         How great what God has given to us in these days, what has been opened up and what has been restored.  We all should have an active part in this: in maintaining and rebuilding what is for God’s pleasure, so that we can enter the house of God.  There is this great joy, and there are these sacrifices that David speaks of, sacrifices of righteousness.  There the sacrifices will be accepted by God and there the answer to God can go up: there Zion can be enjoyed.  God has chosen it; He says, “This is my rest for ever; here will I dwell”, Psalm 132: 14.  That is the side of Jerusalem that is not just practised administratively, but it is what goes up to God in the praises and the worship from the hearts of the saints that have been redeemed, that have been set free and that have come to this wonderful environment, not in any pride.  In fact we say, ‘The place is large and the inhabitants are few’.  These truths are so wonderful you would wish all to come into the gain of them, and yet “the people in it were few”.  You feel that; your heart goes out to everyone.  You do not say, ‘Oh, we have made a cosy place for ourselves’, but you say, ‘Alas, the place is large and the inhabitants are few’.  These truths are wonderful, they are great for everyone to enter into, but the inhabitants are few.  We have to accept these things in our day, but may they not discourage us, and may our young brother and sister work on these things in view of maintaining them that they may be in the gain of the heavenly inheritance which is the great Christian blessing that God has in mind for us. 

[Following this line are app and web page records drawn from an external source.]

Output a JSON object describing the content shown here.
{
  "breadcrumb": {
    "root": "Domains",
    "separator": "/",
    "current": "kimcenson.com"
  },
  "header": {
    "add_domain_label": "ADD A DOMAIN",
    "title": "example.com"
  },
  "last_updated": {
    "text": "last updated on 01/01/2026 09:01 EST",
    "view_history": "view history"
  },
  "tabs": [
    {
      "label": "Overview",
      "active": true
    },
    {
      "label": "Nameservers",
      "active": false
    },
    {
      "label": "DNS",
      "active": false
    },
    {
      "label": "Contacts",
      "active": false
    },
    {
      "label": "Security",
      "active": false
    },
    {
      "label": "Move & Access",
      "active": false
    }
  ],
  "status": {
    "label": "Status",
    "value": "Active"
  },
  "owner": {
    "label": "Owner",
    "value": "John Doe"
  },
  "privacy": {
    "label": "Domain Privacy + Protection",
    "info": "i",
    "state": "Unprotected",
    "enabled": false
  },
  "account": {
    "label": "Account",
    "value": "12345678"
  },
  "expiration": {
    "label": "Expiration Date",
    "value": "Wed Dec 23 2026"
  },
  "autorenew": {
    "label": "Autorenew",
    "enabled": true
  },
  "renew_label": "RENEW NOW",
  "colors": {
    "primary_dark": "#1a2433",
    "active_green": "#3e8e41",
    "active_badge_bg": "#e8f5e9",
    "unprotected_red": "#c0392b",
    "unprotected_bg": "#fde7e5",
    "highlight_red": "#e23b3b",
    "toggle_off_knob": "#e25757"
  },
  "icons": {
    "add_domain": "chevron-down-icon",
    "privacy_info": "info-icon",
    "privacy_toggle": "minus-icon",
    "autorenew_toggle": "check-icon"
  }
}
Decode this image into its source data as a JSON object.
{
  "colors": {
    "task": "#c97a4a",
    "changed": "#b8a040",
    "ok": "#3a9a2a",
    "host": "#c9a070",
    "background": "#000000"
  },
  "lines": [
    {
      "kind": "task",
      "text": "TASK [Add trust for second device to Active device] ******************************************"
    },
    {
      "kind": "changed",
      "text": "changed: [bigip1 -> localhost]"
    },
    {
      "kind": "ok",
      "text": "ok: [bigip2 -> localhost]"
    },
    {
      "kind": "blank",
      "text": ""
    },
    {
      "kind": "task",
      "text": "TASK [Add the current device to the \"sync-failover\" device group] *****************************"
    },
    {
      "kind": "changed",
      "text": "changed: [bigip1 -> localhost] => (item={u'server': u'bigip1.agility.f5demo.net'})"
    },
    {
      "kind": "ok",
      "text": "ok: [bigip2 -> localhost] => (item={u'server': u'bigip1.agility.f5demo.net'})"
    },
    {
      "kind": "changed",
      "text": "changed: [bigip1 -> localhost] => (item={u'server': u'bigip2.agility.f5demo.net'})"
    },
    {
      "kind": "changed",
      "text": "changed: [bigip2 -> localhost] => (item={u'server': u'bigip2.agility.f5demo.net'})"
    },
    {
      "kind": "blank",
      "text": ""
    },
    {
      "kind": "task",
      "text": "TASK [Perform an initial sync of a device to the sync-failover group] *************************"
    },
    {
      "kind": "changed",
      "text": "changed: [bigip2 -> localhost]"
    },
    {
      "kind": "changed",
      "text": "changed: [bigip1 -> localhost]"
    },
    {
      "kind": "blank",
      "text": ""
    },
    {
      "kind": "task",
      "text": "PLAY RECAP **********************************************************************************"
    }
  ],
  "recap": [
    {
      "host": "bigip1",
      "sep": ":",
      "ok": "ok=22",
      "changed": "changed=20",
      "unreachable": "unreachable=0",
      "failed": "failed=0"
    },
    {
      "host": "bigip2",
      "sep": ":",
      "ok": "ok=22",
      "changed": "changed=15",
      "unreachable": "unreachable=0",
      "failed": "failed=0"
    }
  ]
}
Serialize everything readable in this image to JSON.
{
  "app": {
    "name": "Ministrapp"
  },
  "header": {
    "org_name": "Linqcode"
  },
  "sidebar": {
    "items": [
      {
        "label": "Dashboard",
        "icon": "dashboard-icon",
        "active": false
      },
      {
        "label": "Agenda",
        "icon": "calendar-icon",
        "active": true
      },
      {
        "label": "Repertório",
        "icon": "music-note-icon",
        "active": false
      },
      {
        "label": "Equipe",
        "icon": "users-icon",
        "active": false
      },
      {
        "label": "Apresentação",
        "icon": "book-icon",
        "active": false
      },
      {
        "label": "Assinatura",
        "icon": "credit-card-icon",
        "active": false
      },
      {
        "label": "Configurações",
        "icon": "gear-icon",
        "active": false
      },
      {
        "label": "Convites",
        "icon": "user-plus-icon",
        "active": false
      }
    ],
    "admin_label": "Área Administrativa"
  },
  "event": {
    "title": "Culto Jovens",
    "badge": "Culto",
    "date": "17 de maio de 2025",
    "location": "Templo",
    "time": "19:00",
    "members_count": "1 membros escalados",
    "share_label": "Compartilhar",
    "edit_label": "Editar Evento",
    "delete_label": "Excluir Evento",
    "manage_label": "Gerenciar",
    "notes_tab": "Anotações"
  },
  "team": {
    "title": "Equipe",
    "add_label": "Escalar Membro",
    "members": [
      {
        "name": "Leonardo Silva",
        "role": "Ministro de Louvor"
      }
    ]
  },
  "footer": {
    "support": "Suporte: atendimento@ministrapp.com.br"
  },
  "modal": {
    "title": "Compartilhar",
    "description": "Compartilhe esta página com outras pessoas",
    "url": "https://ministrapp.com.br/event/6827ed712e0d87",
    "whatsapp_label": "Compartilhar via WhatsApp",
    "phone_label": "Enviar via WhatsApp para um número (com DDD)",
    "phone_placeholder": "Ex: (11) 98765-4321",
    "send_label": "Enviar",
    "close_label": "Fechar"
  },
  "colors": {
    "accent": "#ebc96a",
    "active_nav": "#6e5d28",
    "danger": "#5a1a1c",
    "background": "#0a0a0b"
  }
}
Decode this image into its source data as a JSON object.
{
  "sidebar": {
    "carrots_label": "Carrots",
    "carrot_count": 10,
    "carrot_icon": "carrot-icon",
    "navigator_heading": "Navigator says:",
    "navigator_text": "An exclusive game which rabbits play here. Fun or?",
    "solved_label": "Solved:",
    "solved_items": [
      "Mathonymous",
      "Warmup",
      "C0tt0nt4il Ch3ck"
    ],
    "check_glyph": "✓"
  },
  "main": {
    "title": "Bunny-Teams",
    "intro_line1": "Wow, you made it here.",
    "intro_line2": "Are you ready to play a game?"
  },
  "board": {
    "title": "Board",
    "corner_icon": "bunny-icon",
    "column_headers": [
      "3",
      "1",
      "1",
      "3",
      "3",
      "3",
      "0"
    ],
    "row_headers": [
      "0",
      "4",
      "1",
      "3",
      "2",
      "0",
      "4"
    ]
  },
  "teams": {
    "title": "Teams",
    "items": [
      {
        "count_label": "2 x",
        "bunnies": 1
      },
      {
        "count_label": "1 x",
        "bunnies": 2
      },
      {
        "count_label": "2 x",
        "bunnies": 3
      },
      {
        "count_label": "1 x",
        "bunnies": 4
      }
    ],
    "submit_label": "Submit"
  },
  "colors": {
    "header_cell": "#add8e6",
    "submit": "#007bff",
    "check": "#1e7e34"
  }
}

         This does not only apply to households.  You say, ’Well, we are always celebrating the household and the value of it’, but I would just lastly refer to this one man, Meshullam, whose name means the ‘friend‘, or the ‘reconciled‘ one, who is “the son of Berechiah”, which means ‘blessed of Jehovah‘, who repairs “over against his chamber”.  That may be an unmarried person, a widower, or someone who left all his relatives in Babylon.  He has his own chamber in Jerusalem.  He has decided for himself, ‘I am going to live there, and work out maintaining these truths’.  So this involves everyone: the households, the single persons, the widows, the widowers; everyone is involved in it.  You may have your chamber in Jerusalem, just on your own, but you are in this collective blessing, you are in the greatness of God’s thoughts.  And the end in view is not just going over all the sad things of the past but “they offered great sacrifices, and rejoiced: for God had made them rejoice with great joy; and also the women and the children rejoiced.  And the joy of Jerusalem was heard even afar off”.  May that mark this day, may that mark the lives of our brother and sister, and may that encourage all of us in view of the wonderful truth that God has given us, the wonderful enjoyment that He has opened up, the large place.  May we have everyone in mind to bring them into this great enjoyment. 

         For His Name’s sake.

Glasgow

13th April 2013